2 login types for 2 different users

Hello, international community :-*

I develop a system like online shop, and separate customers and administrators with different tables (and corresponding models COSTUMER and USER). I considered an option to merge them in one table (e.g. USERS with field user_type), but this goes against logic ihmo, actually they seems to be different entities.

Now i need two types of login to the site, one for the front-end other for back-end.

So i think how to realize this ?

One option is to add an additional second ‘user’ component to application, and store there session and authorization info related to the adminstrators, in first ‘user’ we store costumers and unregistered user session info.

And i’ll have 2 subclasses of CUserIdentity one for Costumer, other for User.

Also i don’t know is it possible to add second ‘user’ component to application ?

Please give me some advices or examples.


Hi Karasko,

I’m not sure that using 2 users components is the solution. The ‘user_type’ solution seems ok for me (I don’t see why it goes agains logic). You could also use permissions to diferentiate any type of users…


There’s nothing a customer has and an admin doesn’t, or the other way round: userid, username, password, email.

Maybe a customer has a profile, but THAT is your “other” table. Simply don’t create rows for admins in profiles or similar tables.

I’ve seen this scheme (separation customers and employees in various tables ) in some shop cms, like prestashop.

But may be you are right guys :blink:

I read alot of posts about a front-end and a back-end.

Most people treat this as 2 separate things with lots of difficulties to develop.

If you build a set of actions and put it in an AdminController (which may or may not be part of a separate module) and then use the filterAccessControl of the controller to grant or deny access to its actions, there is no difference between an ordinary user and an admin user, other than that the admin user is allowed access and the ordinary is not.
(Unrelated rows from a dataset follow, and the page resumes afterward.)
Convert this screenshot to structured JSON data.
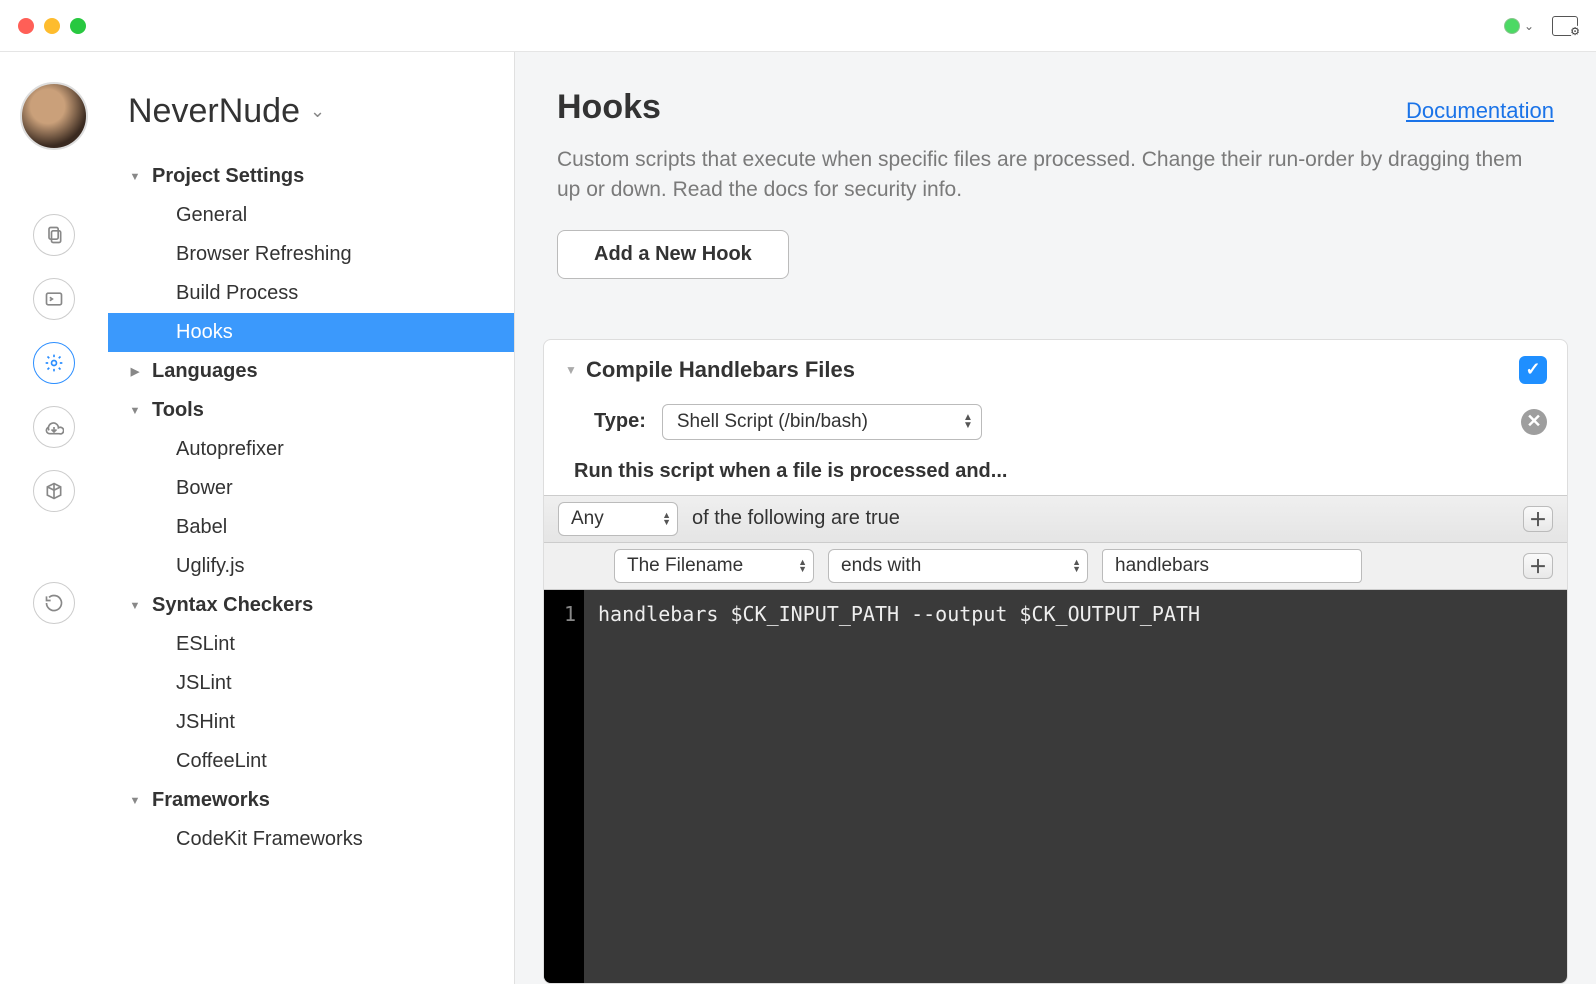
{
  "project": {
    "name": "NeverNude"
  },
  "sidebar": {
    "sections": [
      {
        "label": "Project Settings",
        "expanded": true,
        "items": [
          "General",
          "Browser Refreshing",
          "Build Process",
          "Hooks"
        ],
        "selectedIndex": 3
      },
      {
        "label": "Languages",
        "expanded": false,
        "items": []
      },
      {
        "label": "Tools",
        "expanded": true,
        "items": [
          "Autoprefixer",
          "Bower",
          "Babel",
          "Uglify.js"
        ]
      },
      {
        "label": "Syntax Checkers",
        "expanded": true,
        "items": [
          "ESLint",
          "JSLint",
          "JSHint",
          "CoffeeLint"
        ]
      },
      {
        "label": "Frameworks",
        "expanded": true,
        "items": [
          "CodeKit Frameworks"
        ]
      }
    ]
  },
  "page": {
    "title": "Hooks",
    "docLink": "Documentation",
    "description": "Custom scripts that execute when specific files are processed. Change their run-order by dragging them up or down. Read the docs for security info.",
    "addButton": "Add a New Hook"
  },
  "hook": {
    "title": "Compile Handlebars Files",
    "enabled": true,
    "typeLabel": "Type:",
    "typeValue": "Shell Script (/bin/bash)",
    "runLabel": "Run this script when a file is processed and...",
    "condition": {
      "anyAll": "Any",
      "anyAllSuffix": "of the following are true",
      "subject": "The Filename",
      "operator": "ends with",
      "value": "handlebars"
    },
    "code": {
      "lineNumber": "1",
      "text": "handlebars $CK_INPUT_PATH --output $CK_OUTPUT_PATH"
    }
  }
}
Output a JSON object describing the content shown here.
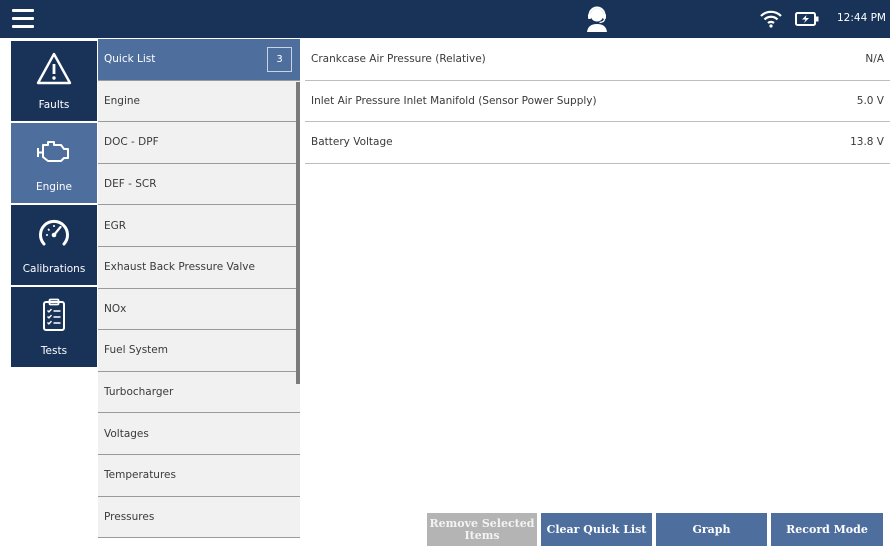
{
  "topbar": {
    "menu_icon": "hamburger-menu-icon",
    "support_icon": "technician-headset-icon",
    "wifi_icon": "wifi-icon",
    "battery_icon": "battery-charging-icon",
    "time": "12:44 PM"
  },
  "nav": {
    "items": [
      {
        "label": "Faults",
        "icon": "warning-triangle-icon",
        "active": false
      },
      {
        "label": "Engine",
        "icon": "engine-icon",
        "active": true
      },
      {
        "label": "Calibrations",
        "icon": "gauge-icon",
        "active": false
      },
      {
        "label": "Tests",
        "icon": "clipboard-checklist-icon",
        "active": false
      }
    ]
  },
  "categories": {
    "items": [
      {
        "label": "Quick List",
        "count": "3",
        "active": true
      },
      {
        "label": "Engine"
      },
      {
        "label": "DOC - DPF"
      },
      {
        "label": "DEF - SCR"
      },
      {
        "label": "EGR"
      },
      {
        "label": "Exhaust Back Pressure Valve"
      },
      {
        "label": "NOx"
      },
      {
        "label": "Fuel System"
      },
      {
        "label": "Turbocharger"
      },
      {
        "label": "Voltages"
      },
      {
        "label": "Temperatures"
      },
      {
        "label": "Pressures"
      }
    ]
  },
  "parameters": [
    {
      "name": "Crankcase Air Pressure (Relative)",
      "value": "N/A"
    },
    {
      "name": "Inlet Air Pressure Inlet Manifold (Sensor Power Supply)",
      "value": "5.0 V"
    },
    {
      "name": "Battery Voltage",
      "value": "13.8 V"
    }
  ],
  "actions": {
    "remove_selected": "Remove Selected Items",
    "clear_quick_list": "Clear Quick List",
    "graph": "Graph",
    "record_mode": "Record Mode"
  },
  "colors": {
    "header": "#183258",
    "accent": "#4e6f9e",
    "disabled": "#b4b4b4",
    "list_bg": "#f1f1f1"
  }
}
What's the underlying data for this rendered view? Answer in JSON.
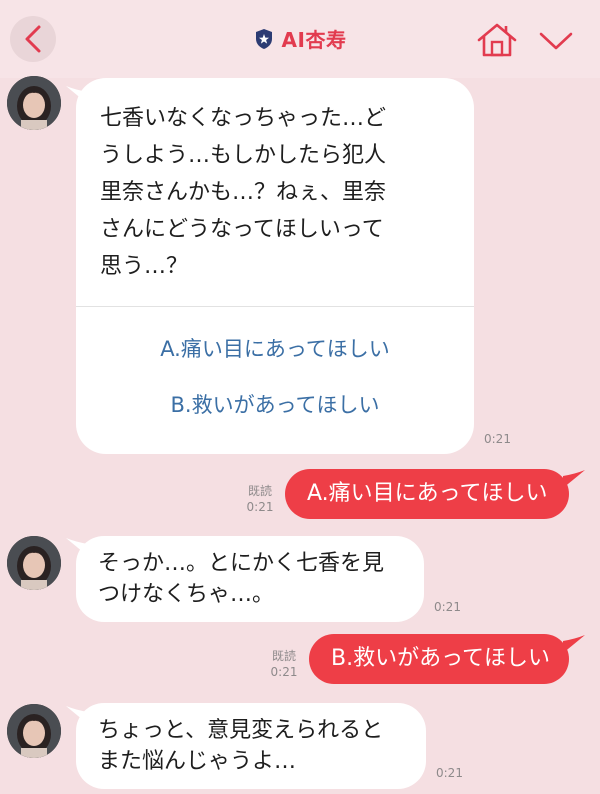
{
  "header": {
    "title": "AI杏寿",
    "colors": {
      "accent": "#e23b4f",
      "background": "#f7e4e7"
    },
    "icons": [
      "back-chevron-icon",
      "shield-star-icon",
      "home-icon",
      "chevron-down-icon"
    ]
  },
  "messages": [
    {
      "type": "incoming-choice",
      "text": "七香いなくなっちゃった…ど\nうしよう…もしかしたら犯人\n里奈さんかも…？ねぇ、里奈\nさんにどうなってほしいって\n思う…？",
      "options": [
        "A.痛い目にあってほしい",
        "B.救いがあってほしい"
      ],
      "time": "0:21"
    },
    {
      "type": "outgoing",
      "text": "A.痛い目にあってほしい",
      "read_label": "既読",
      "time": "0:21"
    },
    {
      "type": "incoming",
      "text": "そっか…。とにかく七香を見\nつけなくちゃ…。",
      "time": "0:21"
    },
    {
      "type": "outgoing",
      "text": "B.救いがあってほしい",
      "read_label": "既読",
      "time": "0:21"
    },
    {
      "type": "incoming",
      "text": "ちょっと、意見変えられると\nまた悩んじゃうよ…",
      "time": "0:21"
    }
  ],
  "colors": {
    "chat_background": "#f5dfe2",
    "outgoing_bubble": "#ee3e47",
    "incoming_bubble": "#ffffff",
    "option_text": "#3b6fa5"
  }
}
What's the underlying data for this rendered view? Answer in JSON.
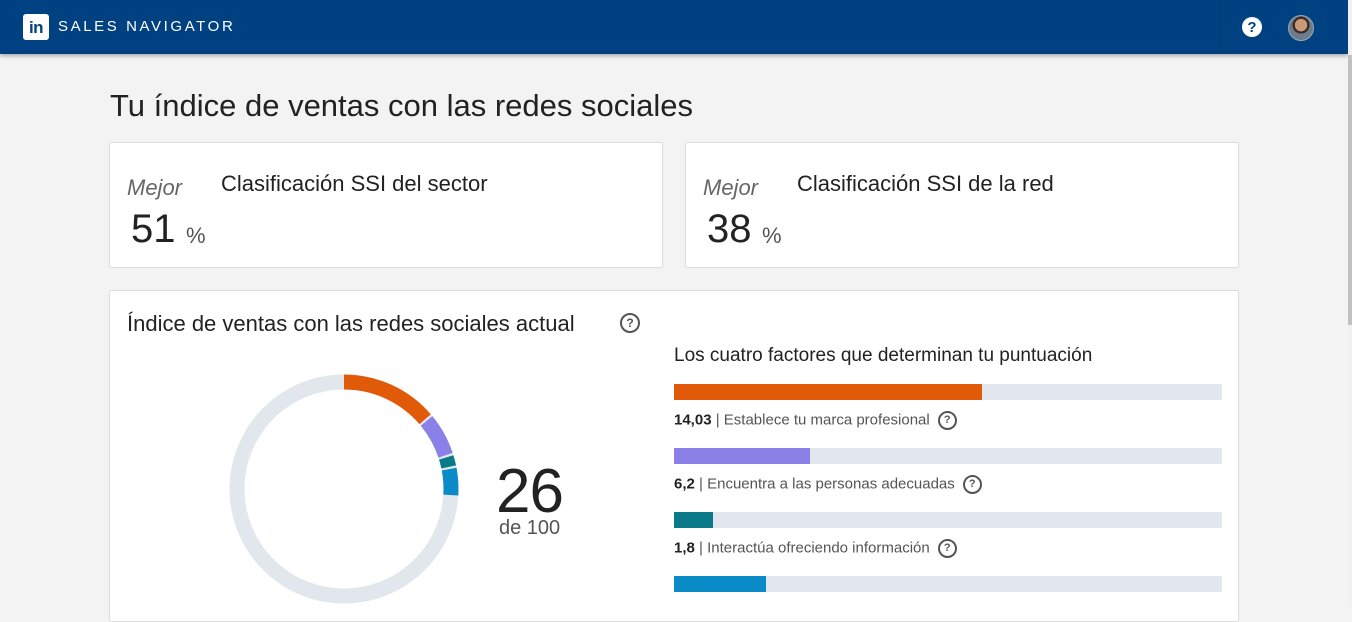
{
  "header": {
    "logo_text": "in",
    "brand": "SALES NAVIGATOR",
    "help_icon": "?",
    "bg_color": "#004182"
  },
  "page": {
    "title": "Tu índice de ventas con las redes sociales"
  },
  "rankings": [
    {
      "best_label": "Mejor",
      "value": "51",
      "unit": "%",
      "label": "Clasificación SSI del sector"
    },
    {
      "best_label": "Mejor",
      "value": "38",
      "unit": "%",
      "label": "Clasificación SSI de la red"
    }
  ],
  "ssi": {
    "title": "Índice de ventas con las redes sociales actual",
    "help_icon": "?",
    "score": "26",
    "score_sub": "de 100",
    "factors_title": "Los cuatro factores que determinan tu puntuación",
    "factors": [
      {
        "value": "14,03",
        "label": "Establece tu marca profesional",
        "score": 14.03,
        "max": 25,
        "color": "#e15a0a"
      },
      {
        "value": "6,2",
        "label": "Encuentra a las personas adecuadas",
        "score": 6.2,
        "max": 25,
        "color": "#8b7fe8"
      },
      {
        "value": "1,8",
        "label": "Interactúa ofreciendo información",
        "score": 1.8,
        "max": 25,
        "color": "#0a7a8a"
      },
      {
        "value": "",
        "label": "",
        "score": 4.2,
        "max": 25,
        "color": "#0a8bc8"
      }
    ],
    "donut_track_color": "#e2e7ee"
  }
}
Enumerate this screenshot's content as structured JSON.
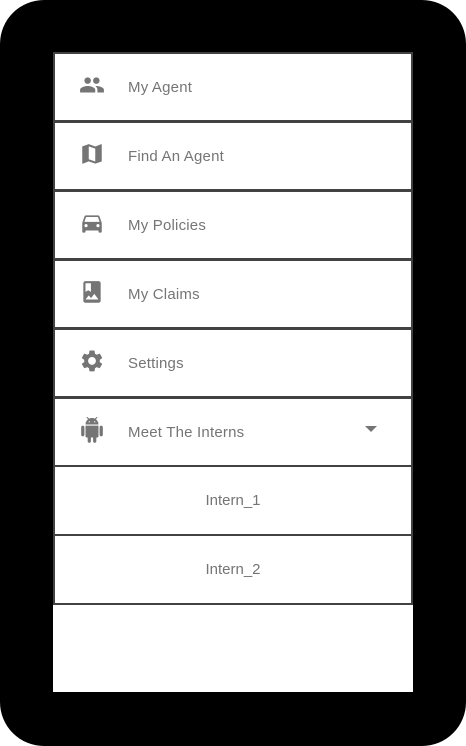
{
  "menu": {
    "items": [
      {
        "label": "My Agent",
        "icon": "people-icon"
      },
      {
        "label": "Find An Agent",
        "icon": "map-icon"
      },
      {
        "label": "My Policies",
        "icon": "car-icon"
      },
      {
        "label": "My Claims",
        "icon": "photo-album-icon"
      },
      {
        "label": "Settings",
        "icon": "gear-icon"
      },
      {
        "label": "Meet The Interns",
        "icon": "android-icon",
        "expander": "chevron-down-icon"
      }
    ],
    "sub_items": [
      {
        "label": "Intern_1"
      },
      {
        "label": "Intern_2"
      }
    ]
  },
  "colors": {
    "frame": "#000000",
    "screen": "#ffffff",
    "border": "#424242",
    "text": "#757575"
  }
}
I have a separate module for my admin section…it works as a charm. It is separate than the regular users and having it in a separate module is a comfort for me. I have two different tables one for regular users and one for admins…I also have user privileges for each admin so I can add as many admins as I would like and assign separate roles for each. Managing the admin section in a separate module is very easy…

Hope this helps.



Why something like this will not work for you.

So there will be one table and maybe with a table ‘profile’ (or 1 table with all fields).